Yuri Dolgorukiy constantly sought to return to Kyiv and preferred playing second fiddle in the capital to ruling in Zalesye. Moscow was mentioned as a village in Zalesye at that time.
In order to assert his rights, Iziaslav invited his uncle Viacheslav, a son of Volodymyr II Monomakh, as a co-ruler to Kyiv, because Viacheslav was older than Yuri Dolgorukiy.
In 1151, Yuri Dolgorukiy attempted to cross the Dnipro to bring the capital under his control. This led to one of the biggest “river” battles in history. From the mouth of the Desna River and all the way to the modern River-Boat Station in Kyiv, the river was covered with armored ships and boats.
Iziaslav organized the large-scale defense of Kyiv, the biggest one in its medieval history. Perimeter defenses with ramparts stretched for 10 kilometers. Yuri Dolgorukiy’s army was defeated on the banks of the Lybid' River. His ally, the Cuman Khan Svench Boniakovych, was killed. Yuri Dolgorukiy’s remaining warriors were finally defeated, taken into captivity or drowned in the Rutets River in the area known as Perepetove Pole.
An attack of Cumans, miniature from a chronicle

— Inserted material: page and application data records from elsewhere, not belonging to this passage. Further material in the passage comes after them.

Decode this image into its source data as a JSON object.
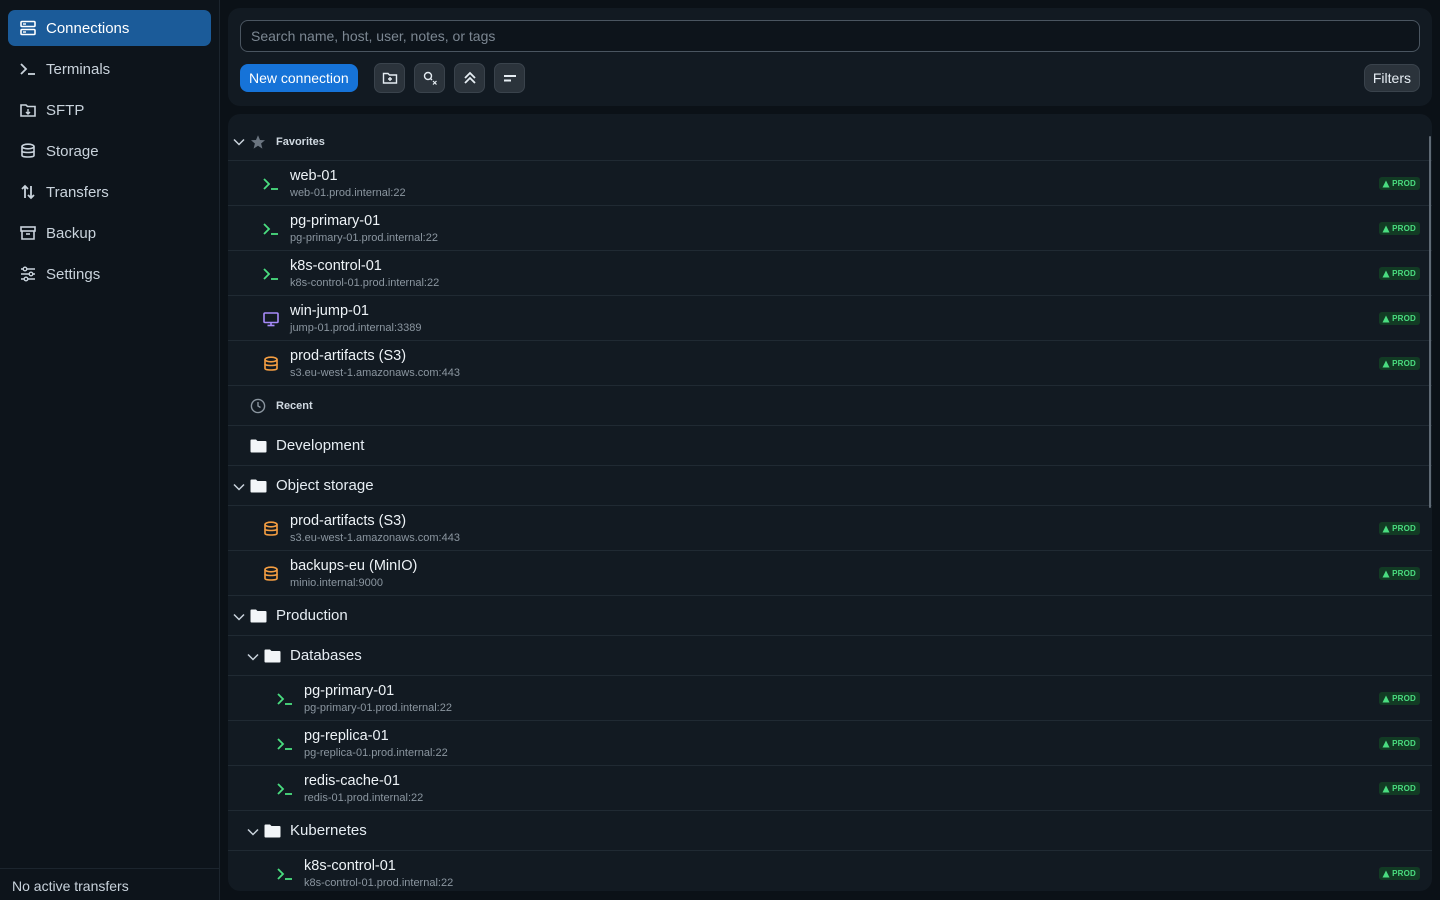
{
  "sidebar": {
    "items": [
      {
        "label": "Connections",
        "icon": "connections-icon",
        "active": true
      },
      {
        "label": "Terminals",
        "icon": "terminal-icon"
      },
      {
        "label": "SFTP",
        "icon": "sftp-icon"
      },
      {
        "label": "Storage",
        "icon": "storage-icon"
      },
      {
        "label": "Transfers",
        "icon": "transfers-icon"
      },
      {
        "label": "Backup",
        "icon": "backup-icon"
      },
      {
        "label": "Settings",
        "icon": "settings-icon"
      }
    ],
    "footer": "No active transfers"
  },
  "toolbar": {
    "search_placeholder": "Search name, host, user, notes, or tags",
    "new_connection": "New connection",
    "filters": "Filters",
    "tools": [
      "new-folder-icon",
      "clear-key-icon",
      "collapse-all-icon",
      "sort-icon"
    ]
  },
  "sections": {
    "favorites": "Favorites",
    "recent": "Recent"
  },
  "favorites": [
    {
      "name": "web-01",
      "host": "web-01.prod.internal:22",
      "type": "ssh",
      "badge": "PROD"
    },
    {
      "name": "pg-primary-01",
      "host": "pg-primary-01.prod.internal:22",
      "type": "ssh",
      "badge": "PROD"
    },
    {
      "name": "k8s-control-01",
      "host": "k8s-control-01.prod.internal:22",
      "type": "ssh",
      "badge": "PROD"
    },
    {
      "name": "win-jump-01",
      "host": "jump-01.prod.internal:3389",
      "type": "rdp",
      "badge": "PROD"
    },
    {
      "name": "prod-artifacts (S3)",
      "host": "s3.eu-west-1.amazonaws.com:443",
      "type": "storage",
      "badge": "PROD"
    }
  ],
  "groups": {
    "development": "Development",
    "object_storage": "Object storage",
    "production": "Production",
    "databases": "Databases",
    "kubernetes": "Kubernetes"
  },
  "object_storage": [
    {
      "name": "prod-artifacts (S3)",
      "host": "s3.eu-west-1.amazonaws.com:443",
      "type": "storage",
      "badge": "PROD"
    },
    {
      "name": "backups-eu (MinIO)",
      "host": "minio.internal:9000",
      "type": "storage",
      "badge": "PROD"
    }
  ],
  "databases": [
    {
      "name": "pg-primary-01",
      "host": "pg-primary-01.prod.internal:22",
      "type": "ssh",
      "badge": "PROD"
    },
    {
      "name": "pg-replica-01",
      "host": "pg-replica-01.prod.internal:22",
      "type": "ssh",
      "badge": "PROD"
    },
    {
      "name": "redis-cache-01",
      "host": "redis-01.prod.internal:22",
      "type": "ssh",
      "badge": "PROD"
    }
  ],
  "kubernetes": [
    {
      "name": "k8s-control-01",
      "host": "k8s-control-01.prod.internal:22",
      "type": "ssh",
      "badge": "PROD"
    }
  ],
  "colors": {
    "accent": "#1b5b99",
    "button": "#1673d8",
    "ssh": "#4ade80",
    "rdp": "#a78bfa",
    "storage": "#f59e42",
    "badge_bg": "#123b24",
    "badge_fg": "#4ade80"
  }
}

In 1152, Yuri Dolgorukiy gathered Murom and Ryazan regiments and the Cuman cavalry and launched another attack on Kyiv. However, as soon as they heard about Iziaslav’s approaching troops, the Cumans left Yuri Dolgorukiy and later he himself fled.
In the difficult struggle with Yuri Dolgorukiy, Iziaslav Mstyslavych established full control over the entire territory from the Arctic Ocean to the Black Sea. Nearly all of the lands in this vast area were ruled by his sons or vassals. It was only after the death of Iziaslav that Yuri Dolgorukiy managed to briefly seize (1155-1157) the throne in Kyiv.
TO EPISODE 24